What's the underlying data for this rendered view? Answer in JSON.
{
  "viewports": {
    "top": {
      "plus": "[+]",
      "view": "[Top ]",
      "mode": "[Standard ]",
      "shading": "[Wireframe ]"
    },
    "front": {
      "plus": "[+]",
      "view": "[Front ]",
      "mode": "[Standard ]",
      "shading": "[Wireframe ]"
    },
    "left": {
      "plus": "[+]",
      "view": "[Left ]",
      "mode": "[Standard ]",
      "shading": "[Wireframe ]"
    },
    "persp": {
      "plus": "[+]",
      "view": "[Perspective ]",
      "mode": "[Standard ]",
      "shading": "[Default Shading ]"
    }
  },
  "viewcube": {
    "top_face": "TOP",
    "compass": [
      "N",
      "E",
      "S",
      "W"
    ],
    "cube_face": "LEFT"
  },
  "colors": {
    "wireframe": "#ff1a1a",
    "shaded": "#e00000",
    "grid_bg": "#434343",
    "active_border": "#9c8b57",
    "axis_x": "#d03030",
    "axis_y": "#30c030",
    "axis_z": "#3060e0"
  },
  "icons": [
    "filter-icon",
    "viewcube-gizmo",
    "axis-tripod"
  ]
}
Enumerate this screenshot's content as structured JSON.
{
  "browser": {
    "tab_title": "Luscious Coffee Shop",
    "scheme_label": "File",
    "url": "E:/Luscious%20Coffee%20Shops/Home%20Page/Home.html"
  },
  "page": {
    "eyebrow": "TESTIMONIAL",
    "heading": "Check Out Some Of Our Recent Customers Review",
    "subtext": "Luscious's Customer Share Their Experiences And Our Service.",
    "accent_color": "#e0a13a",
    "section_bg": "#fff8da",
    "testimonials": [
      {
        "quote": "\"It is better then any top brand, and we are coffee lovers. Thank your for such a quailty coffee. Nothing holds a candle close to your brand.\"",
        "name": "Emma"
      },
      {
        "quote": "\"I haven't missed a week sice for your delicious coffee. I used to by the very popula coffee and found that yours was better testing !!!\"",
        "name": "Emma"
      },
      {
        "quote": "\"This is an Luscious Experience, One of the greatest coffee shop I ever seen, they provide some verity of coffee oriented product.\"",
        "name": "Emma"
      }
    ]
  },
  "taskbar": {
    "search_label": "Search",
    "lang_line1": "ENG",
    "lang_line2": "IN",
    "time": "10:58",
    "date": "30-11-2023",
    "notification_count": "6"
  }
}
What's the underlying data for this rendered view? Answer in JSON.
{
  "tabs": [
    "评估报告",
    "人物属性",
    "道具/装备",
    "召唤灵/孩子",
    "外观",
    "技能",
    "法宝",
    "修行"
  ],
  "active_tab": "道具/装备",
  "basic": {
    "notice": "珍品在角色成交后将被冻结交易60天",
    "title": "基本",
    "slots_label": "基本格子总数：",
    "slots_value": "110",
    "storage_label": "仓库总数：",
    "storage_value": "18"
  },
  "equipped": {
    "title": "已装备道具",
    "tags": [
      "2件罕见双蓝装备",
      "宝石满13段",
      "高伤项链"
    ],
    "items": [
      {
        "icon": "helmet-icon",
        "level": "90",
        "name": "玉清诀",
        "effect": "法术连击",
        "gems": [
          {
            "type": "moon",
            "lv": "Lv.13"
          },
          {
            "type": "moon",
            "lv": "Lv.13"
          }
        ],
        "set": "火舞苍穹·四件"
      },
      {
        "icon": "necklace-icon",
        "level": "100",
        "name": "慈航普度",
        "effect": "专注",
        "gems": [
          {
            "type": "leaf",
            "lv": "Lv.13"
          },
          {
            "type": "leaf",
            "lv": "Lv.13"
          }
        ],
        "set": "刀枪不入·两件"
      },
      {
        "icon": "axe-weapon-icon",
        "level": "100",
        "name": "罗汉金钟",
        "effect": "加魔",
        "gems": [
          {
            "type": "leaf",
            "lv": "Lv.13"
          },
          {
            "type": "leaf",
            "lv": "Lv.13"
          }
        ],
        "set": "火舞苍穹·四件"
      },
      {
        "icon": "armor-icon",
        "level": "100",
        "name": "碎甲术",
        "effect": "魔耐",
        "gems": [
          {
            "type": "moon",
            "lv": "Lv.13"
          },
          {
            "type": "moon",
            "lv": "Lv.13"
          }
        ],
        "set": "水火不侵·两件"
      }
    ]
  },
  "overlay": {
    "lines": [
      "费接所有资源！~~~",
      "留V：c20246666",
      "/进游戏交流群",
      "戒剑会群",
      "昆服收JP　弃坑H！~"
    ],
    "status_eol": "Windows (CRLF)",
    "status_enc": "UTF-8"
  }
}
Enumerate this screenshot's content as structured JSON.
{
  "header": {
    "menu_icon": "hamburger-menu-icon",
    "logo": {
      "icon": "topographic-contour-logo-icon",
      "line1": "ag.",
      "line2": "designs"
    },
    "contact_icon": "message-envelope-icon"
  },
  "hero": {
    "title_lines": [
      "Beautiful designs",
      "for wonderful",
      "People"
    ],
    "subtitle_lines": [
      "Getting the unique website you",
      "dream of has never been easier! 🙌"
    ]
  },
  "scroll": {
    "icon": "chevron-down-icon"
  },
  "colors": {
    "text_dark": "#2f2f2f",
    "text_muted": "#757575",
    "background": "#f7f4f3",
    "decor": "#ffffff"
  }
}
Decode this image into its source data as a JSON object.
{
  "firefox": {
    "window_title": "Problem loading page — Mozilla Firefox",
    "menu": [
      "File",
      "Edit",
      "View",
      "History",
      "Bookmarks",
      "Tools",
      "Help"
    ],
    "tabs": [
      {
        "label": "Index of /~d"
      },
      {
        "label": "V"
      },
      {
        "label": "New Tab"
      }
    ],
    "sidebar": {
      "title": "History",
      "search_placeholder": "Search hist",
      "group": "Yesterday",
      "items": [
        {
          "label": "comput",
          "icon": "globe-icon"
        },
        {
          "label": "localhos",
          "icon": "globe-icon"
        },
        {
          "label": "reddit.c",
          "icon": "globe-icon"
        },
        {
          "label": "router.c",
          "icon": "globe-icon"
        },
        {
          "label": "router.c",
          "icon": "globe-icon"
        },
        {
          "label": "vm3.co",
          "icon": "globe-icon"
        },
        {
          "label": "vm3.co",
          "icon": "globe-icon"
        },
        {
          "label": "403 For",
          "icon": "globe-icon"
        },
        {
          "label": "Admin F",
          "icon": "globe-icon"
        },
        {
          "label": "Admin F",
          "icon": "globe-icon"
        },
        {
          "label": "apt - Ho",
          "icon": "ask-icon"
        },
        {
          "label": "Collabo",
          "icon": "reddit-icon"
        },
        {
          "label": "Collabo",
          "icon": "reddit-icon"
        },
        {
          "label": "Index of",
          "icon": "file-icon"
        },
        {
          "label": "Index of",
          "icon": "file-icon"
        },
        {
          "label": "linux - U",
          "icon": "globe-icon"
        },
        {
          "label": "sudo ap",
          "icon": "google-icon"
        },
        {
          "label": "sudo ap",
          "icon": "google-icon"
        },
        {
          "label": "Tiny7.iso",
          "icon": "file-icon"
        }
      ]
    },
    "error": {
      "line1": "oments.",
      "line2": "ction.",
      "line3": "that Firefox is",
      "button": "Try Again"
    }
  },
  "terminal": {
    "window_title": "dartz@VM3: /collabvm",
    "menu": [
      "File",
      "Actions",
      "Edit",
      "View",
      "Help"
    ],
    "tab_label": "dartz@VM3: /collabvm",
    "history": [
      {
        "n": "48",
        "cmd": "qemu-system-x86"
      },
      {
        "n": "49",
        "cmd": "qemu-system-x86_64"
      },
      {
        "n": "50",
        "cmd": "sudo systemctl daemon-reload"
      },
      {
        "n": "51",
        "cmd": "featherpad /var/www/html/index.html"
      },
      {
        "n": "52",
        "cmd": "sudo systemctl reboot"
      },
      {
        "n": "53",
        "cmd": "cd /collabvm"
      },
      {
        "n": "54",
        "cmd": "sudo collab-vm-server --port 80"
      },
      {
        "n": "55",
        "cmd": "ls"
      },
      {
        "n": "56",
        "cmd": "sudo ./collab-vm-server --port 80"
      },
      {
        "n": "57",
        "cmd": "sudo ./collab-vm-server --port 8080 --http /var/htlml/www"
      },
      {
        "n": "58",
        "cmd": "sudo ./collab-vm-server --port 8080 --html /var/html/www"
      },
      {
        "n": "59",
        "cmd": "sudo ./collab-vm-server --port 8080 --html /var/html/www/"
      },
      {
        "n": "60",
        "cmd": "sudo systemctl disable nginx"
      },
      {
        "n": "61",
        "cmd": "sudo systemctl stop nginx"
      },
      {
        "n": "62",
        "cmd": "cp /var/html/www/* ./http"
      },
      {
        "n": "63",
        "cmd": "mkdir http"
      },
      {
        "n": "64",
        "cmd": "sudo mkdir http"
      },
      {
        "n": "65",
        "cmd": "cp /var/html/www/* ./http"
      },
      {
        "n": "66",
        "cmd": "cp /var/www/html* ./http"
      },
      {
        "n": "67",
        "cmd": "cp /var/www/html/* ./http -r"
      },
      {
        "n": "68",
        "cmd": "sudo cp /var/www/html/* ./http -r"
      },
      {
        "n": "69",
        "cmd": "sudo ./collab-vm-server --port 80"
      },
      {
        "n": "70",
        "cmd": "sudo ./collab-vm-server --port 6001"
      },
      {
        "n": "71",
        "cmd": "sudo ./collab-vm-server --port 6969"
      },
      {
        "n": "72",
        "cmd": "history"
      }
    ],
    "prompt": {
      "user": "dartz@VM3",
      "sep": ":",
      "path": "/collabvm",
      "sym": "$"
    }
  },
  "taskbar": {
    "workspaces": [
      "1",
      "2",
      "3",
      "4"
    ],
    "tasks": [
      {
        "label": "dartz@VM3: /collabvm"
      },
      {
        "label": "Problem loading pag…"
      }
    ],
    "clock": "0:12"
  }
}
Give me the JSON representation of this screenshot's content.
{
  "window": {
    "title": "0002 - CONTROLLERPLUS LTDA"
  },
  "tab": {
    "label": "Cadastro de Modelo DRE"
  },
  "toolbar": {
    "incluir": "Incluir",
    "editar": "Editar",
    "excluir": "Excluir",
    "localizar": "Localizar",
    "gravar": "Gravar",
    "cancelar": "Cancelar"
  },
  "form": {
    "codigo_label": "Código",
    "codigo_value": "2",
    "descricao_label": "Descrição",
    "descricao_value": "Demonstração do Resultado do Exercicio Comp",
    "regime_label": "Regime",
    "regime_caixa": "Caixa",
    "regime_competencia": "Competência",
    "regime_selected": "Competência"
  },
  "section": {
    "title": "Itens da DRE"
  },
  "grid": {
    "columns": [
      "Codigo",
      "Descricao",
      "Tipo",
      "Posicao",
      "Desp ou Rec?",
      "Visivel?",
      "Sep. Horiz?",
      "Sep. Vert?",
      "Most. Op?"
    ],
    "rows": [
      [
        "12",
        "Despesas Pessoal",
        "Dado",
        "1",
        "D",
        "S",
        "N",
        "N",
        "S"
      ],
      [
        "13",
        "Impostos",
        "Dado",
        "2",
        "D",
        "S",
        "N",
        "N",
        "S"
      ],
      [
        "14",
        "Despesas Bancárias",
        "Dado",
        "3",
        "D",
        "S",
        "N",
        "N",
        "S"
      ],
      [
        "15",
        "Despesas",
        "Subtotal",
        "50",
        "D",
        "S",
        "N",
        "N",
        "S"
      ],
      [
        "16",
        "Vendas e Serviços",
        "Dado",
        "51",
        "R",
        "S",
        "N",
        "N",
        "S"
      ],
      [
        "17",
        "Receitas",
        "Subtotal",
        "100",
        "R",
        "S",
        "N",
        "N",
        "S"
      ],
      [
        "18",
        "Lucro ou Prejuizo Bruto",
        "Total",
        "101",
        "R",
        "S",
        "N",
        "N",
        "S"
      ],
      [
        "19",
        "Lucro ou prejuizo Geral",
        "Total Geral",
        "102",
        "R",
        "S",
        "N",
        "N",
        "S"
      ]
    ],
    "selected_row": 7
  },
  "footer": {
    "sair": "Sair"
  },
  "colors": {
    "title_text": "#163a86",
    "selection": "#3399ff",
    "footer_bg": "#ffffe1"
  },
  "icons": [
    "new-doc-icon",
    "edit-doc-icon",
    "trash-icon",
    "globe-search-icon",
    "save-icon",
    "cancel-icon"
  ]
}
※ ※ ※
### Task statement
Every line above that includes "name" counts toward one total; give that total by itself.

### Result for this task
7